**The problem**
In how many lines of the records does the string "given" appear? State only the number.

**Material provided**
▬▬▬▬▬▬▬▬▬▬

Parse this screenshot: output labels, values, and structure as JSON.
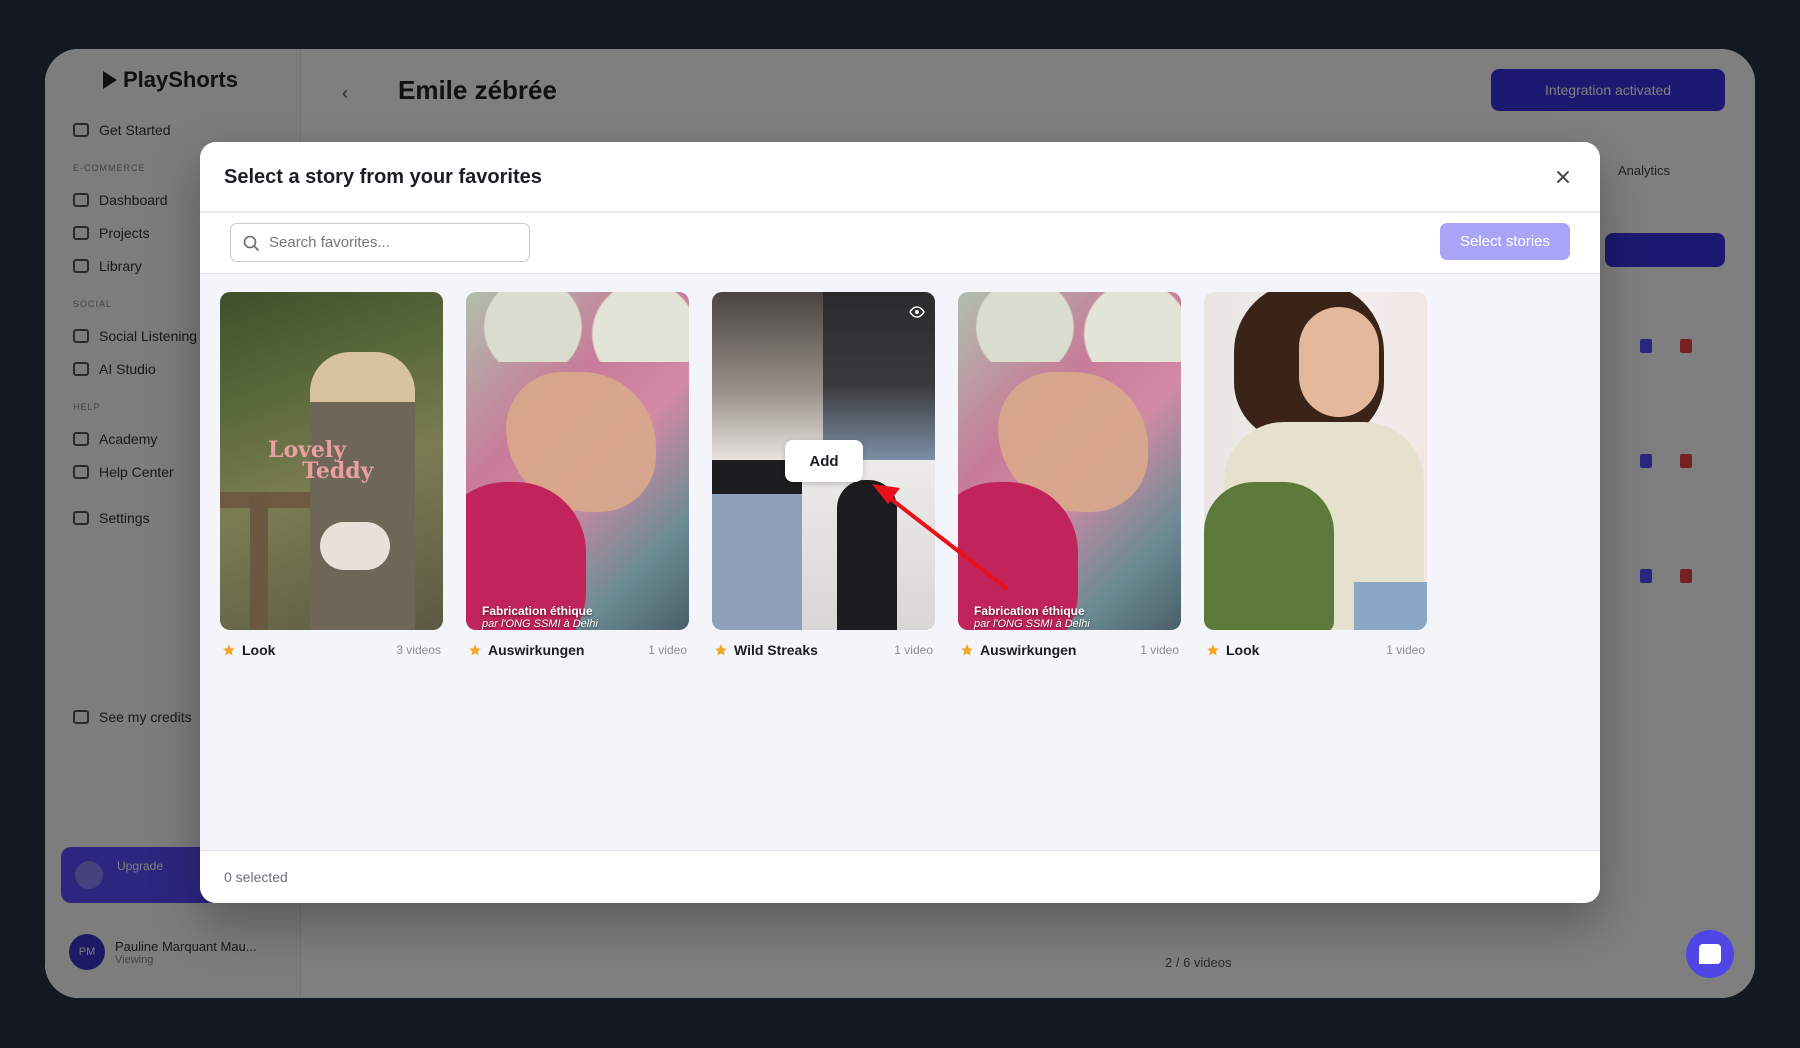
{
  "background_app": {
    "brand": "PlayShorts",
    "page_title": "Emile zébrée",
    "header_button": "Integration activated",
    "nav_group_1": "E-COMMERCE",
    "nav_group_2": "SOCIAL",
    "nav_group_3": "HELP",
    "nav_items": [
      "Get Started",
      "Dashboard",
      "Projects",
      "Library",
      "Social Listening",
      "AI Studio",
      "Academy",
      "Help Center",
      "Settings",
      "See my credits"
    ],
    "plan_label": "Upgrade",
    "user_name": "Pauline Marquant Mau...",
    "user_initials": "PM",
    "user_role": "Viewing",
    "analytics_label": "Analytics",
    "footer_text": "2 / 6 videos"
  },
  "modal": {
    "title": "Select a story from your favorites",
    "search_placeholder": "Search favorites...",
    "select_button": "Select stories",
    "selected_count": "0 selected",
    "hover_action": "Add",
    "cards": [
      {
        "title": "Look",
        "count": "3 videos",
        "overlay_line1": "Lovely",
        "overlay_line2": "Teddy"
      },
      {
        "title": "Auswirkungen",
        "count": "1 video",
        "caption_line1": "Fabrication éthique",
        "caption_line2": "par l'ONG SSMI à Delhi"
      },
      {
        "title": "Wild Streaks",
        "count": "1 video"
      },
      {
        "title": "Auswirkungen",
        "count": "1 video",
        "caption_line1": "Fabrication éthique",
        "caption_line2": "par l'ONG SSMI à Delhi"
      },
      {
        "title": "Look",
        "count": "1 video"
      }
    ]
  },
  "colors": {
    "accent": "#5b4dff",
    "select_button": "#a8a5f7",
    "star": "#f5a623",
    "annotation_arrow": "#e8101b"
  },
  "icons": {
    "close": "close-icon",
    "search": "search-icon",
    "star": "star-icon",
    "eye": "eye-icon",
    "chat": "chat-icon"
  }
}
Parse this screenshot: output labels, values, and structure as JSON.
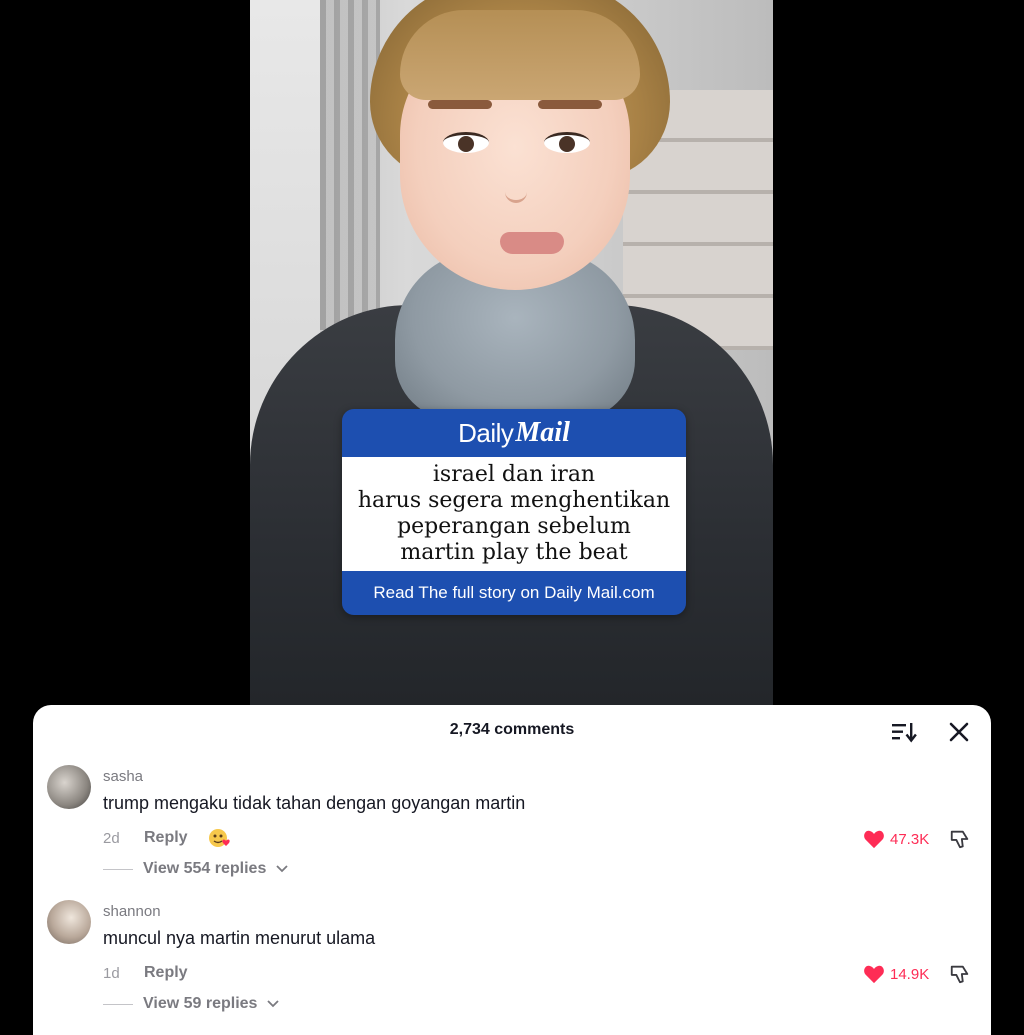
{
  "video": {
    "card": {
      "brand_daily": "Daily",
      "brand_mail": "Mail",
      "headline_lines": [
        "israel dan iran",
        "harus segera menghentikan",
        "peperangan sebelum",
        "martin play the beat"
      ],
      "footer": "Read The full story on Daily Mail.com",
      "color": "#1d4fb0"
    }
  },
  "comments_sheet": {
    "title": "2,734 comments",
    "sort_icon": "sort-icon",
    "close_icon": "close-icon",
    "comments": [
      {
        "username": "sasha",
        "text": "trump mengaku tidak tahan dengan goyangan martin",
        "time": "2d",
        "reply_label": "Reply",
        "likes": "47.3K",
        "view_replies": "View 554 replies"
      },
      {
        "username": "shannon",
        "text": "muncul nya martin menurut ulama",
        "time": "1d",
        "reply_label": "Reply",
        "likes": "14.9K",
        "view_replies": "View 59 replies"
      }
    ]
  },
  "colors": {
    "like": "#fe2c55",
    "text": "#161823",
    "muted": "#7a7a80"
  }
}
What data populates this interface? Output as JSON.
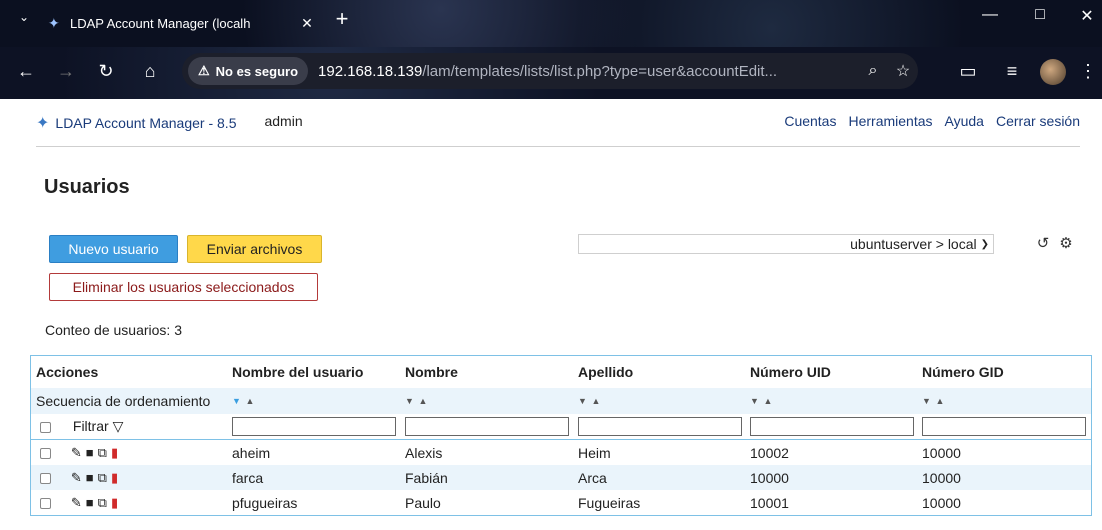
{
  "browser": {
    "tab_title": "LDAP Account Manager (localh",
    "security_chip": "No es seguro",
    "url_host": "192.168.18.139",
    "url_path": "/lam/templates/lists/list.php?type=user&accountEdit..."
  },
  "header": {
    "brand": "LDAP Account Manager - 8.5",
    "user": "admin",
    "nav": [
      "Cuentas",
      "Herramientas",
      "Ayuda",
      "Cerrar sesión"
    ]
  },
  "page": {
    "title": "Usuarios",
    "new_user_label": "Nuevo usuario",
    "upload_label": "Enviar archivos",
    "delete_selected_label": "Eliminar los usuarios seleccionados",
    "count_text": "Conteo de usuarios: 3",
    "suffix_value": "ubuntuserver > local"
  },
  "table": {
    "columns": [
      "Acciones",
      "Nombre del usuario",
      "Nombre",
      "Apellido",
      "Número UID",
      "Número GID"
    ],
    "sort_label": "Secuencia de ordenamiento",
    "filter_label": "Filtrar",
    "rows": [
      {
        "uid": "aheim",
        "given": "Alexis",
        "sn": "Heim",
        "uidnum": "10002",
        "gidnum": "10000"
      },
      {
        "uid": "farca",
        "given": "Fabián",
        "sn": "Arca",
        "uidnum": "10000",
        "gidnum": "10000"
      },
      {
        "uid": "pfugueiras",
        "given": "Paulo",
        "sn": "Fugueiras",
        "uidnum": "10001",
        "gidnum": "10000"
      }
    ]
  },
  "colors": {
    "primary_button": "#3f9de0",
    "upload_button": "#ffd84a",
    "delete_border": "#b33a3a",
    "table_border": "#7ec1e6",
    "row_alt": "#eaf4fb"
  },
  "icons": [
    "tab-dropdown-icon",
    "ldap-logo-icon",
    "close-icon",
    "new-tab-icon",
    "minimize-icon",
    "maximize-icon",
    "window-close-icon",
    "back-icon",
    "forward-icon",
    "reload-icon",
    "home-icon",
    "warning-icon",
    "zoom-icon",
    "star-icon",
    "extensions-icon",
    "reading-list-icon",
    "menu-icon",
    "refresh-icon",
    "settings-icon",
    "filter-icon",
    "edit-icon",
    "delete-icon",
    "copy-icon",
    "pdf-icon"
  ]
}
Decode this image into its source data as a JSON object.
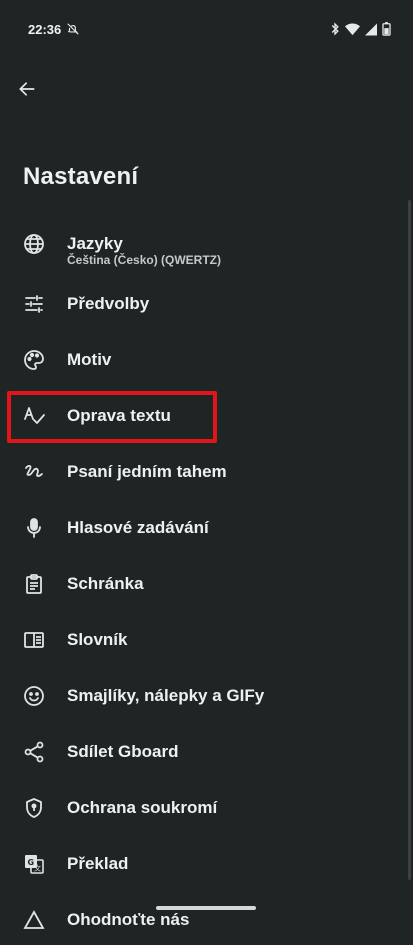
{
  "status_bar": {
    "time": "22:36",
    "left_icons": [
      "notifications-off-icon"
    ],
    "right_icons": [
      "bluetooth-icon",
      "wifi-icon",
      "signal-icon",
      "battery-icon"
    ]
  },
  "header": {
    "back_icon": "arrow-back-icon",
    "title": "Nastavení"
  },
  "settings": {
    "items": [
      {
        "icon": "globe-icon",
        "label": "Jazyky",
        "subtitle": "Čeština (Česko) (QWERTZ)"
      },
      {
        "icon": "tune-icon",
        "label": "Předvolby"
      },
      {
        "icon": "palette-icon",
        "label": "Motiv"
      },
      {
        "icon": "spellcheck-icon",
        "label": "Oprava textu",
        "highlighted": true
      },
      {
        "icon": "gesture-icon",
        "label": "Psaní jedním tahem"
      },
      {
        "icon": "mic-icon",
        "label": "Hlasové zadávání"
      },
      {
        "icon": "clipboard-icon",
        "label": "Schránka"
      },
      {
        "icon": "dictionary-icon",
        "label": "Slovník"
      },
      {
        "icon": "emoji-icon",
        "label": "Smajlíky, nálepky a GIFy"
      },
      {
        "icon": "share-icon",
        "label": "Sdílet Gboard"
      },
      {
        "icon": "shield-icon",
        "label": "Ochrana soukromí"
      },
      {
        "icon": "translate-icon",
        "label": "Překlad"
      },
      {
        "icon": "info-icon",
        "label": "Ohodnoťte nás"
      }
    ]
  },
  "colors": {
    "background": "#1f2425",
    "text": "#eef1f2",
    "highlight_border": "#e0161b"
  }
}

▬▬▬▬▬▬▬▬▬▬

**Exercise solution**
3